If Burke is right to understand political belonging this way, deepfake technology offers a powerful way to connect people to the past, to forge this intergenerational contract. By bringing the past to life in a vivid, convincing way, the technology enlivens the “dead” past and makes it more vivid and vibrant. If these images spur empathy and concern for ancestors, deepfakes can make the past matter a lot more.
But this capability comes with risk. One obvious danger is the creation of fake historical episodes. Imagined, mythologized and fake events can precipitate wars: A storied 14th-century defeat in the Battle of Kosovo still inflames Serbian anti-Muslim sentiments, even though nobody knows if the Serbian coalition actually lost that battle to the Ottomans.
Similarly, the second Gulf of Tonkin attack on American warships on August 4, 1964, was used to escalate American involvement in Vietnam. It later turned out the attack never happened.
An atrophying of the imagination
It used to be difficult and expensive to stage fake events. Not anymore.
Imagine, for example, what strategically doctored deepfake footage from the January 6 events in the US could do to inflame political tensions or what fake video from a Centers for Disease Control and Prevention meeting appearing to disparage COVID-19 vaccines would do to public health efforts.
The upshot, of course, is that deepfakes may gradually destabilize the very idea of a historical “event.” Perhaps over time, as this technology advances and becomes ubiquitous, people will automatically question whether what they are seeing is real.
Whether this will lead to more political instability or—paradoxically, to more stability as a result of hesitancy to act on the basis of what are possibly fabricated occurrences—is open to question.

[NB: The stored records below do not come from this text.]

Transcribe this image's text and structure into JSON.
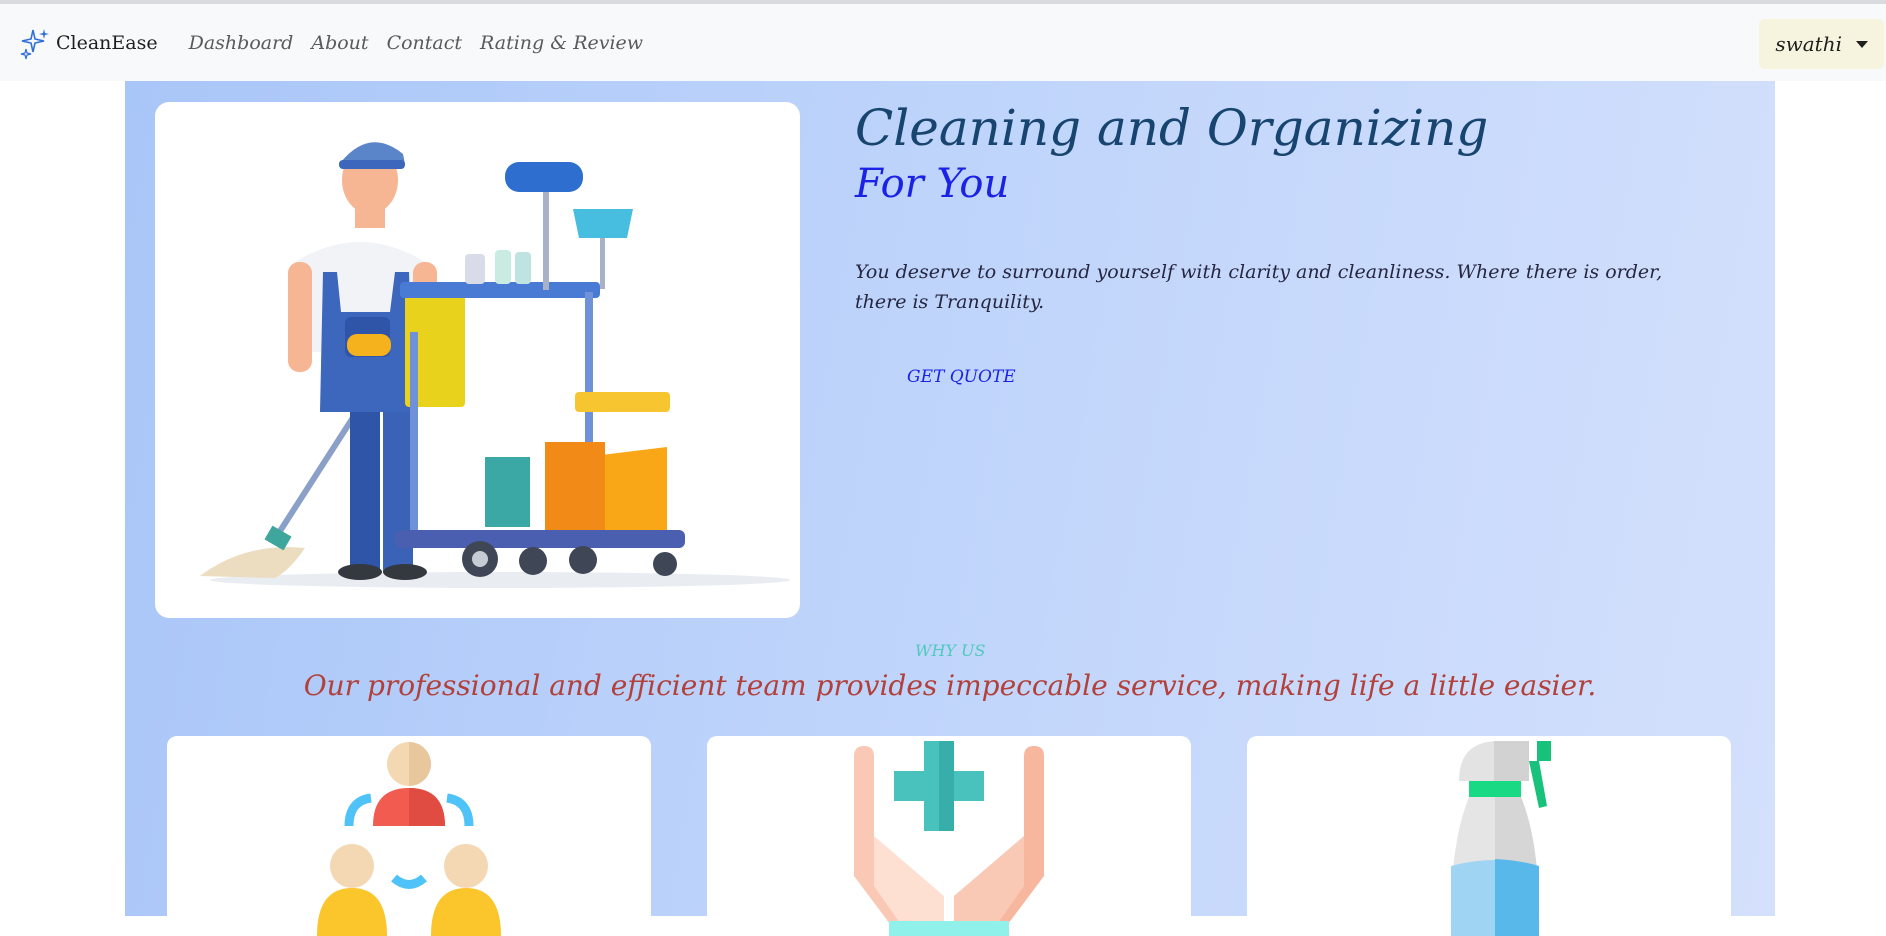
{
  "navbar": {
    "brand": {
      "name": "CleanEase",
      "icon": "sparkle-icon"
    },
    "links": [
      {
        "label": "Dashboard"
      },
      {
        "label": "About"
      },
      {
        "label": "Contact"
      },
      {
        "label": "Rating & Review"
      }
    ],
    "user": {
      "name": "swathi",
      "icon": "caret-down-icon"
    }
  },
  "hero": {
    "title": "Cleaning and Organizing",
    "subtitle": "For You",
    "description": "You deserve to surround yourself with clarity and cleanliness. Where there is order, there is Tranquility.",
    "cta_label": "GET QUOTE",
    "image": "janitor-with-cleaning-cart-illustration"
  },
  "why_us": {
    "tag": "WHY US",
    "heading": "Our professional and efficient team provides impeccable service, making life a little easier.",
    "cards": [
      {
        "icon": "team-people-icon"
      },
      {
        "icon": "hands-medical-cross-icon"
      },
      {
        "icon": "spray-bottle-icon"
      }
    ]
  },
  "colors": {
    "navbar_bg": "#f8f9fa",
    "hero_bg_start": "#a9c6f8",
    "hero_bg_end": "#d4e0fc",
    "title": "#17456f",
    "subtitle": "#1a22e6",
    "why_heading": "#b2403b",
    "why_tag": "#4fc9bd"
  }
}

But beyond anxieties about the wholesale fabrication of history, there are subtler consequences that worry me.
Yes, deepfakes let us experience the past as more alive and, as a result, may increase our sense of commitment to history. But does this use of the technology carry the risk of atrophying our imagination—providing us with ready-made, limited images of the past that will serve as the standard associations for historical events? An exertion of the imagination can render the horrors of World War II, the 1906 San Francisco earthquake, or the 1919 Paris Peace Conference in endless variations.

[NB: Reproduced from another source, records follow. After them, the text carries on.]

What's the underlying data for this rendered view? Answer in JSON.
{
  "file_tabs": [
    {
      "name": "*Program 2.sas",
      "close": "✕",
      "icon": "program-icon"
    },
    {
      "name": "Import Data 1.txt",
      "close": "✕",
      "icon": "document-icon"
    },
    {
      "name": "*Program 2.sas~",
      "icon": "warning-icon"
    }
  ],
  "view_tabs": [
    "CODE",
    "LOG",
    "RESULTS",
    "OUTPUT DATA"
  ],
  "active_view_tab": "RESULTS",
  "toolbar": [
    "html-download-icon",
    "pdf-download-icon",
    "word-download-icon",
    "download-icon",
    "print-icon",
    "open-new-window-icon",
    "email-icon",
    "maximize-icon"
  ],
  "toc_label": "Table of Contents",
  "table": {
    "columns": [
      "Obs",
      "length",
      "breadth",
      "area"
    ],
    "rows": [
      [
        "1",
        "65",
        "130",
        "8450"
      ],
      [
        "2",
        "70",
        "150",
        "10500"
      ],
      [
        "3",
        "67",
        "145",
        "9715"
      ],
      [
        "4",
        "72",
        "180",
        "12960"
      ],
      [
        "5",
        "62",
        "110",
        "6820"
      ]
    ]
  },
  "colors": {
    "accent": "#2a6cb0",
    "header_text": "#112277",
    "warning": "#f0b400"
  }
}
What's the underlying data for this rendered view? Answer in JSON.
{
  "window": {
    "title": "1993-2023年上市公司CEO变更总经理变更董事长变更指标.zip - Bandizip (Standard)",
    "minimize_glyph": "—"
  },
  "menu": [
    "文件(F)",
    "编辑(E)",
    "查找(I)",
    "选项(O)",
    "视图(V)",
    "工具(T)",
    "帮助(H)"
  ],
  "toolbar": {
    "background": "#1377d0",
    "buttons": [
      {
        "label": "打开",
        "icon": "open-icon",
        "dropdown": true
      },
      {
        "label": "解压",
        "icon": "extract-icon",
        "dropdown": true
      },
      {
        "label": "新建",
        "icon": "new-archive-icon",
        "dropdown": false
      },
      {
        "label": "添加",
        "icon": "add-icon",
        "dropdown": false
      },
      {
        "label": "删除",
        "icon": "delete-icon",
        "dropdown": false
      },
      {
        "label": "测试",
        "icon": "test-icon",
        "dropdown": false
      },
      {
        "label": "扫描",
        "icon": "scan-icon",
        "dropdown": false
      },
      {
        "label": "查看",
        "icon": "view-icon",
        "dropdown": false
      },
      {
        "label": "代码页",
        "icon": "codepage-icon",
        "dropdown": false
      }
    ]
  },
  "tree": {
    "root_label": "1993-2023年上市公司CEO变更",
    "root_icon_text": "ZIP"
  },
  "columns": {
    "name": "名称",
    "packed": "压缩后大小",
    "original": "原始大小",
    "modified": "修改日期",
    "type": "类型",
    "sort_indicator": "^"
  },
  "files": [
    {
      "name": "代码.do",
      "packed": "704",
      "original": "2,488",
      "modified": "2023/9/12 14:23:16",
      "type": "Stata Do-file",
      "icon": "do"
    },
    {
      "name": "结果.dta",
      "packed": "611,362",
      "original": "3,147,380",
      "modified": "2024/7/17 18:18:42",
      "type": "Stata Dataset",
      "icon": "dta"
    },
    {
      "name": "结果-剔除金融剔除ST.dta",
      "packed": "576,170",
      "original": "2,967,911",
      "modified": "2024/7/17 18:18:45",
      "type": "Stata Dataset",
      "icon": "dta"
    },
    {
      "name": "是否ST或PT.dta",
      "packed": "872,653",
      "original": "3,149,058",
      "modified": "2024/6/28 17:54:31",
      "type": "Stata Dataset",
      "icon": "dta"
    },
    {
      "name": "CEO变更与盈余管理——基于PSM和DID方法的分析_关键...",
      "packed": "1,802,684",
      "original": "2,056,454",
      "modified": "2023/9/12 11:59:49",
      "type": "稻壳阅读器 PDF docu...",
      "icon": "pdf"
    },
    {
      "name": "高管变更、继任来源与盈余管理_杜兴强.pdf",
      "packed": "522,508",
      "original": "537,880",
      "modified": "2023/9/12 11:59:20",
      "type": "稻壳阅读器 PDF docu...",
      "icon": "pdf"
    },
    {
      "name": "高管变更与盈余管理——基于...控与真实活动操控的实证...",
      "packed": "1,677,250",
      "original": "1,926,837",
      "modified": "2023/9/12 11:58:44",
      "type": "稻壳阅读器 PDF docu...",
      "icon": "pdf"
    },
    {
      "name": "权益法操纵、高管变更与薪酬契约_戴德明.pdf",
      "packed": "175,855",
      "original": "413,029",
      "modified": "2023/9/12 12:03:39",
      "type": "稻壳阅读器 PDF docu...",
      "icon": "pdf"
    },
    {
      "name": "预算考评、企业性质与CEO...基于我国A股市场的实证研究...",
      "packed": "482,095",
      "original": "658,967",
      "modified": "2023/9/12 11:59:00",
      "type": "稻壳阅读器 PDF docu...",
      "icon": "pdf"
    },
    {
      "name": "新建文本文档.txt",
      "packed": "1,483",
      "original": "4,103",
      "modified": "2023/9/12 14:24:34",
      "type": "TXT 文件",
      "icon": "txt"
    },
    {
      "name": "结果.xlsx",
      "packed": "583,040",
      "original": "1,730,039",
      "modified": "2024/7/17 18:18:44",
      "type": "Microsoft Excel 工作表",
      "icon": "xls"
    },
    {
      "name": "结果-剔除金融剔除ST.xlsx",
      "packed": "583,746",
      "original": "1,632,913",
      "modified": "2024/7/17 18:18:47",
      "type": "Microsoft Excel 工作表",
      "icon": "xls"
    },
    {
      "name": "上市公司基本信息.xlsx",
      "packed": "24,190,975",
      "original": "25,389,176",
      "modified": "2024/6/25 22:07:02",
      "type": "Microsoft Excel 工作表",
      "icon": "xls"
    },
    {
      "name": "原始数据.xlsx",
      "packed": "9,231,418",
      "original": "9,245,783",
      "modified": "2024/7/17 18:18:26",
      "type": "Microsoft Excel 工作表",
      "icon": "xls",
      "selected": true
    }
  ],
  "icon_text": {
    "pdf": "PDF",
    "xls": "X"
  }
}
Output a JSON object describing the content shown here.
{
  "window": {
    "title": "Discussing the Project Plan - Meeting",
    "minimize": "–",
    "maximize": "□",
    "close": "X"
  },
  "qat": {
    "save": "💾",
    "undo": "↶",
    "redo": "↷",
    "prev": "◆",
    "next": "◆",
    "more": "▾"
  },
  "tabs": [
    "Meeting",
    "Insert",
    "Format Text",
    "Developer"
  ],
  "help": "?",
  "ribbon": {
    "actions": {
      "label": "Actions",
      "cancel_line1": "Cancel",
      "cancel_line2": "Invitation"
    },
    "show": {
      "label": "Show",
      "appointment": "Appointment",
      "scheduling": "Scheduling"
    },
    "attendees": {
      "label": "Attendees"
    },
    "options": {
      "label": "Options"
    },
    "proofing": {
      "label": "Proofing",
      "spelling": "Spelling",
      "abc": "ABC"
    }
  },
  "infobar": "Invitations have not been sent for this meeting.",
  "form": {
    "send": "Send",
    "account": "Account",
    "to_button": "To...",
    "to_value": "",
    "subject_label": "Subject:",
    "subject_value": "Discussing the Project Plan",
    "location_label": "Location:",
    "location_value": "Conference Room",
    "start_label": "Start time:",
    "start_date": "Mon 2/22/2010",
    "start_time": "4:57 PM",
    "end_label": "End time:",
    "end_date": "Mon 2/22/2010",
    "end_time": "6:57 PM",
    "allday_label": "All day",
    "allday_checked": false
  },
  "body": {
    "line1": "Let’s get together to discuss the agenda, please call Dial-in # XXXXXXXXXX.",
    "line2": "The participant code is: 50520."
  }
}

But will people keep exerting their imagination in that way? Or will deepfakes, with their lifelike, moving depictions, become the practical stand-ins for history? I worry that animated versions of the past might give viewers the impression that they know exactly what happened—that the past is fully present to them—which will then obviate the need to learn more about the historical event.
People tend to think that technology makes life easier. But they don’t realize that their technological tools always remake the toolmakers—causing existing skills to deteriorate even as they open up unimaginable and exciting possibilities.

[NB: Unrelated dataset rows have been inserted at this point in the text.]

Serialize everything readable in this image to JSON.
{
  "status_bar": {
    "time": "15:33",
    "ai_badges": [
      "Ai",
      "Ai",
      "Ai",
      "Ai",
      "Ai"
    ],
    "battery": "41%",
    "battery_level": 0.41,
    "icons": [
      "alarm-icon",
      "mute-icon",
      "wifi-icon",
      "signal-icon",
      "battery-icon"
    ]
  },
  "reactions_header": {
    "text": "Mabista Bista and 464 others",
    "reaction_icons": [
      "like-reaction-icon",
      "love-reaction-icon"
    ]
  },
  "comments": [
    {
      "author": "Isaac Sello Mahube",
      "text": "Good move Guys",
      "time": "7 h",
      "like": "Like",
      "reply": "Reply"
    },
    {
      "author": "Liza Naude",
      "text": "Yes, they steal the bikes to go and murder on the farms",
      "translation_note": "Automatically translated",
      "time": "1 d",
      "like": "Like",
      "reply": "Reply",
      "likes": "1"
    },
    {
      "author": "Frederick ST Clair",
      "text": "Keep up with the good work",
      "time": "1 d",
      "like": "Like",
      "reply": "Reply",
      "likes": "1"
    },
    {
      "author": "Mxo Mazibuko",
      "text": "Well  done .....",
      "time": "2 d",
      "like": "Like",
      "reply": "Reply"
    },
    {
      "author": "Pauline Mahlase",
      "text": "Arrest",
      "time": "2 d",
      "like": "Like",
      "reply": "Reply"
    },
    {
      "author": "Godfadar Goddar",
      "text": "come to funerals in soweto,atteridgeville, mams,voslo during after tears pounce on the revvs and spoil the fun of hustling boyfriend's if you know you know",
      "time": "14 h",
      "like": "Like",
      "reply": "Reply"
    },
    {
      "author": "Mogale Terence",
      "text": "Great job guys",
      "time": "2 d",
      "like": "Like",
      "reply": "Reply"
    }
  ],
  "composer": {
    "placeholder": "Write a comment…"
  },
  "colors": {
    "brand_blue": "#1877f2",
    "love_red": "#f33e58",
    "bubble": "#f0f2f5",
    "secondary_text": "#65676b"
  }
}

The advent of smartphones meant photos could be posted online with ease. But it’s also meant that some people don’t experience breathtaking views as they used to, since they’re so fixated on capturing an “instagrammable” moment. Nor is getting lost experienced the same way since the ubiquity of GPS. Similarly, AI-generated deepfakes are not just tools that will automatically enhance our understanding of the past.
Nevertheless, this technology will soon revolutionize society’s connection to history, for better and worse.
People have always been better at inventing things than at thinking about what the things they invent do to them—“always adroiter with objects than lives,” as the poet W.H. Auden put it. This incapacity to imagine the underside of technical achievements is not destiny. It is still possible to slow down and think about the best way to experience the past.